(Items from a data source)
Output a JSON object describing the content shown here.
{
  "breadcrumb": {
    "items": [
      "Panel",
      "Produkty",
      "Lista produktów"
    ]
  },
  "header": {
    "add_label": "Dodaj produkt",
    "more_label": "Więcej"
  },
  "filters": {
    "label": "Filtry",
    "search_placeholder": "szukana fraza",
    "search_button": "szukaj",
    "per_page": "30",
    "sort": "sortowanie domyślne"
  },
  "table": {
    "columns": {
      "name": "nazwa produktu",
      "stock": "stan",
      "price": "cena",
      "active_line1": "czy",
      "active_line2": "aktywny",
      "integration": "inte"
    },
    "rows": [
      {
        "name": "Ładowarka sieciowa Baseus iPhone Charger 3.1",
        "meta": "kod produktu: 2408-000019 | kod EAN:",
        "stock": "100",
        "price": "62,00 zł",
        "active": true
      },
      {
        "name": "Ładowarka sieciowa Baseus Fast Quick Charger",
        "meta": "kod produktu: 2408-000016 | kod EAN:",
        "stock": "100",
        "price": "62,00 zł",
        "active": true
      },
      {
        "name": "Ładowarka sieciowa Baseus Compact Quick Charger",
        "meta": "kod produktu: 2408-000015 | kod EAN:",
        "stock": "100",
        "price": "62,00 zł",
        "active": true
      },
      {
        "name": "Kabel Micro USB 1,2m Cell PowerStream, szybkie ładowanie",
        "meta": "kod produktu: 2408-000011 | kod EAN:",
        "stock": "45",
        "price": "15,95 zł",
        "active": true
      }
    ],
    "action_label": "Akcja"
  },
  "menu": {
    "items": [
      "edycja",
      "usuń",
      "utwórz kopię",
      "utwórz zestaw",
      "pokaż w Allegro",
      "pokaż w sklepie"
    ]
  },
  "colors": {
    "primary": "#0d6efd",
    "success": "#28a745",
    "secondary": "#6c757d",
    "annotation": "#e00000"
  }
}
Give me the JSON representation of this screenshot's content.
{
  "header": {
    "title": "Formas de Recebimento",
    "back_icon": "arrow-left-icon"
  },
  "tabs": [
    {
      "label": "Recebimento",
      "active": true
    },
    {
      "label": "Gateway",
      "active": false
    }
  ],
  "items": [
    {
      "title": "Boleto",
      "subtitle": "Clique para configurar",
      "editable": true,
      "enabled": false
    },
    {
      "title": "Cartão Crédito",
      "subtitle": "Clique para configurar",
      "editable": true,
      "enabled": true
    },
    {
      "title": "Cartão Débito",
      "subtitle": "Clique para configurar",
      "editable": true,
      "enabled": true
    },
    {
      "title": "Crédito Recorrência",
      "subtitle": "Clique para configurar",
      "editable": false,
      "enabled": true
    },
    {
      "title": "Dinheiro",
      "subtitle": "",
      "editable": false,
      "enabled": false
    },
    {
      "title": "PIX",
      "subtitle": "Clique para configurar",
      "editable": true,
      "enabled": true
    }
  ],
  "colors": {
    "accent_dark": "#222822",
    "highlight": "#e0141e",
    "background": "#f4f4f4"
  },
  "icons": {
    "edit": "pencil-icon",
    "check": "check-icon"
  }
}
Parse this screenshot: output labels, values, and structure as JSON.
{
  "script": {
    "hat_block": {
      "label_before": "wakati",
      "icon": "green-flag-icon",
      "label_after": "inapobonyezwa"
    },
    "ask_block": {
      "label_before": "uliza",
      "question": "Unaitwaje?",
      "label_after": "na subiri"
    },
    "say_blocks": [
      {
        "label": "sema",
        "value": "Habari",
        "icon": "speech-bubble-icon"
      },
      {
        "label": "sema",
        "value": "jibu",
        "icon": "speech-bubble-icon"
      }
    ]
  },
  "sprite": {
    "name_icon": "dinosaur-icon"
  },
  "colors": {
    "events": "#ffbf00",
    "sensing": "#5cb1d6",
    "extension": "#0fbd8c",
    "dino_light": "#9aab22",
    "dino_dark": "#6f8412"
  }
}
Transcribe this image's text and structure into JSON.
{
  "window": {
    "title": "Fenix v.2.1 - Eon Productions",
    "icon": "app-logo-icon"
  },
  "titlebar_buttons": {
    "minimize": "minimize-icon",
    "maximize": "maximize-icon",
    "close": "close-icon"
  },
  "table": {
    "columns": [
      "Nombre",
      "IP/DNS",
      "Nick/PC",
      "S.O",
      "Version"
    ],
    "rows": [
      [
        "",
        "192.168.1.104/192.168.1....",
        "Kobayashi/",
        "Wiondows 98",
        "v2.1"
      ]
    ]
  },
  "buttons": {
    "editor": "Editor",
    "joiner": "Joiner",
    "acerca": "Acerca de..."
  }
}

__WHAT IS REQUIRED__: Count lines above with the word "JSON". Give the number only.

__SOLUTION__: 4